Yeah I guess. I suppose it's something you quickly get the hang of but I've had a few noobs say to me "man, I was out having a blast then suddenly ran out of battery and had to pedal the rest of the way to work/home" (oh, the horror! )justin_le wrote:I'm of the general opinion that it's best to show only stats that are clearly known, and leave the riders in charge of proceeding based on that info and all the other environmental stuff which a rider (and not the CA) is aware of. Is it just me coming from a bit of a tech/lab background or does that make sense? -Justin
I guess once that happens a few times they learn to keep an eye on the ah!
Cool, but shorting bk to ground automatically cuts out the throttle and activates regen (if enabled) anyway - atleast on my controllers it does. Or are you referring to a bk pad on the CA itself ?justin_le wrote: If you engage the ebrake levers by shorting the Bk pad to ground, then the throttle slider is replaced with an animated brake handle ...This is done so that in principle you could use the throttle signal going to 0V in order to activate a regen input on the controller with just a simple comparator circuit, and eliminate the need for a separate wire going to the controller for that

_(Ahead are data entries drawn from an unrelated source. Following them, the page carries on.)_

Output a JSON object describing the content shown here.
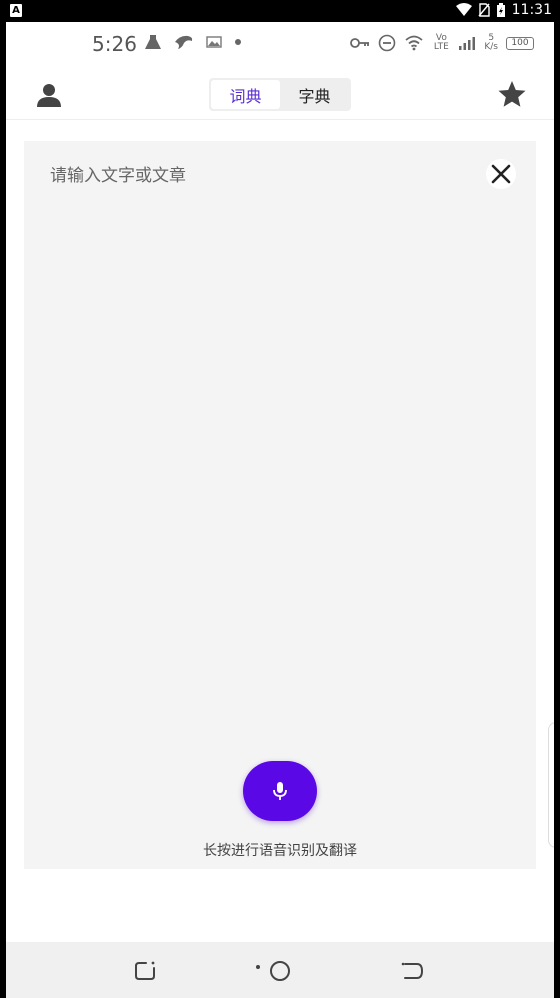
{
  "outer_status": {
    "badge": "A",
    "time": "11:31"
  },
  "inner_status": {
    "time": "5:26",
    "network_type": "Vo LTE",
    "speed_value": "5",
    "speed_unit": "K/s",
    "battery": "100"
  },
  "header": {
    "tabs": [
      {
        "label": "词典",
        "active": true
      },
      {
        "label": "字典",
        "active": false
      }
    ]
  },
  "input": {
    "placeholder": "请输入文字或文章"
  },
  "voice": {
    "hint": "长按进行语音识别及翻译"
  },
  "colors": {
    "accent": "#5b08e6",
    "active_tab_text": "#5a2fd1",
    "card_bg": "#f4f4f4"
  },
  "icons": {
    "user": "person-icon",
    "favorite": "star-icon",
    "clear": "close-icon",
    "mic": "microphone-icon"
  }
}
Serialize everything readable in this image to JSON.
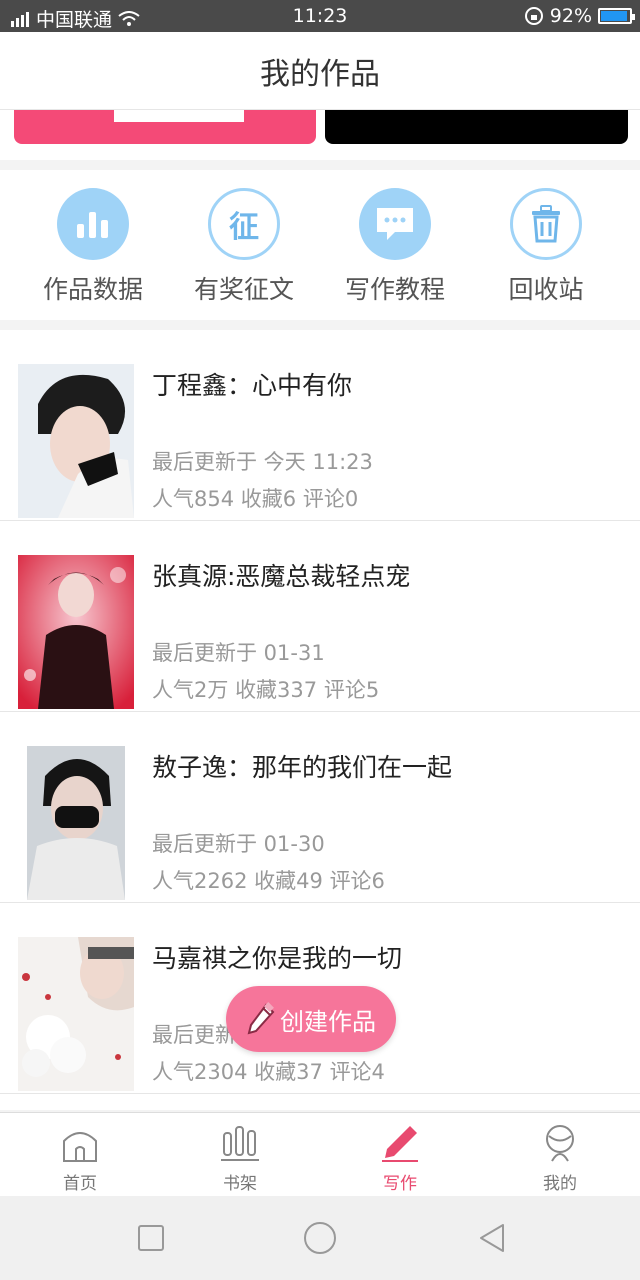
{
  "status_bar": {
    "carrier": "中国联通",
    "time": "11:23",
    "battery": "92%",
    "battery_level": 0.92
  },
  "header": {
    "title": "我的作品"
  },
  "quick_entries": [
    {
      "label": "作品数据",
      "icon": "bar-chart-icon"
    },
    {
      "label": "有奖征文",
      "icon": "contest-icon",
      "glyph": "征"
    },
    {
      "label": "写作教程",
      "icon": "chat-bubble-icon"
    },
    {
      "label": "回收站",
      "icon": "trash-icon"
    }
  ],
  "works": [
    {
      "title": "丁程鑫：心中有你",
      "updated": "最后更新于 今天 11:23",
      "popularity": "人气854",
      "favorites": "收藏6",
      "comments": "评论0"
    },
    {
      "title": "张真源:恶魔总裁轻点宠",
      "updated": "最后更新于 01-31",
      "popularity": "人气2万",
      "favorites": "收藏337",
      "comments": "评论5"
    },
    {
      "title": "敖子逸：那年的我们在一起",
      "updated": "最后更新于 01-30",
      "popularity": "人气2262",
      "favorites": "收藏49",
      "comments": "评论6"
    },
    {
      "title": "马嘉祺之你是我的一切",
      "updated": "最后更新",
      "popularity": "人气2304",
      "favorites": "收藏37",
      "comments": "评论4"
    }
  ],
  "fab": {
    "label": "创建作品"
  },
  "tabs": [
    {
      "label": "首页"
    },
    {
      "label": "书架"
    },
    {
      "label": "写作"
    },
    {
      "label": "我的"
    }
  ],
  "colors": {
    "accent": "#e84a6f",
    "icon_blue": "#9fd3f7",
    "fab": "#f6759a"
  }
}
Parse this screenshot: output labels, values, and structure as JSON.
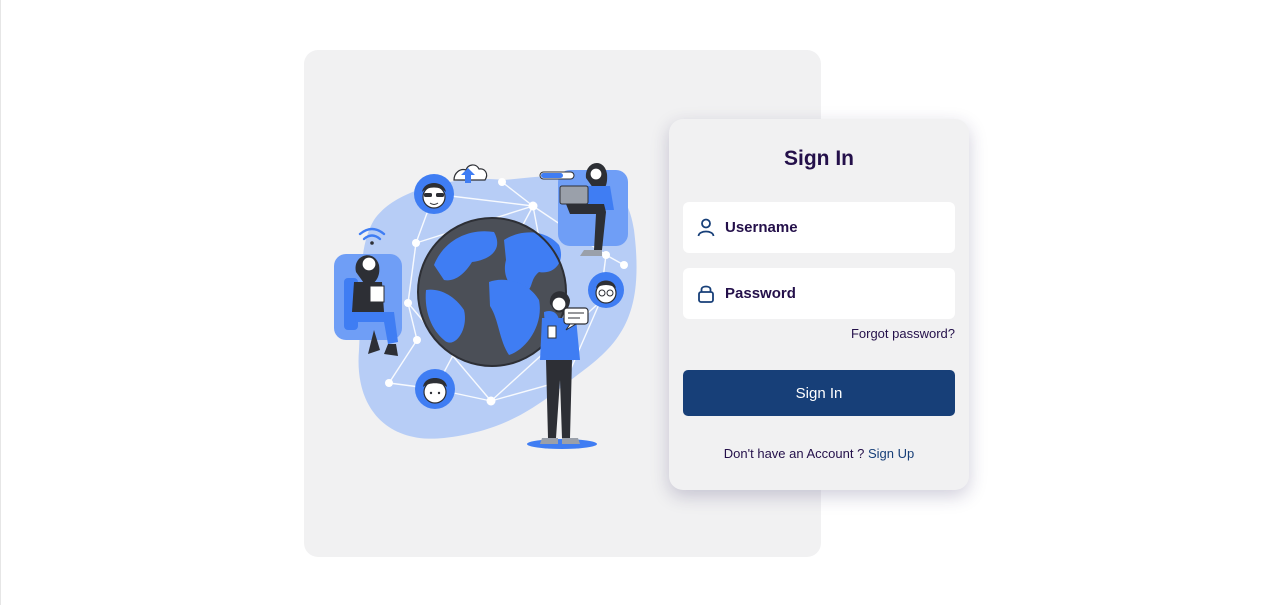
{
  "illustration": {
    "alt_icons": [
      "globe-icon",
      "cloud-upload-icon",
      "wifi-icon",
      "laptop-icon",
      "chat-bubble-icon"
    ]
  },
  "login": {
    "title": "Sign In",
    "username_placeholder": "Username",
    "password_placeholder": "Password",
    "forgot_password": "Forgot password?",
    "submit_label": "Sign In",
    "signup_prompt": "Don't have an Account ? ",
    "signup_link": "Sign Up"
  },
  "colors": {
    "accent": "#173f78",
    "title_text": "#24104a",
    "illustration_blue": "#3f7df3",
    "illustration_blob": "#b7cdf6"
  }
}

Next up, an ebikes.ca throttle with only a 6" long cable on it that plugs straight into the side of the CA
Excellent!justin_le wrote: the way you described setting it up is exactly as I was envisioning.
Now it'd really make my day if you could program the over temp alert caused the whole screen to flash
"WARNING: Danger to manifold"
On a serious note, if you're going to have temperature rotating with 3 other parameters having it just flash might not be sufficient if it only displays temp for 2 seconds anyway. Maybe that parameter could stay on and flash if it's causing the CA to cut power. Though I guess if you're really worried about temperature (primarily in hod rodding applications I assume) you'd set up one of the above mentioned custom screens to keep an eye on it, and you'd notice power ramping down before it cut right out.
Or if that parameter isn't on the current screen, maybe you could have a flashing exclamation mark icon or something (like the brake lever display) that instantly tells you the CA has has cut your power rather than a BMS, wiring or hardware fault.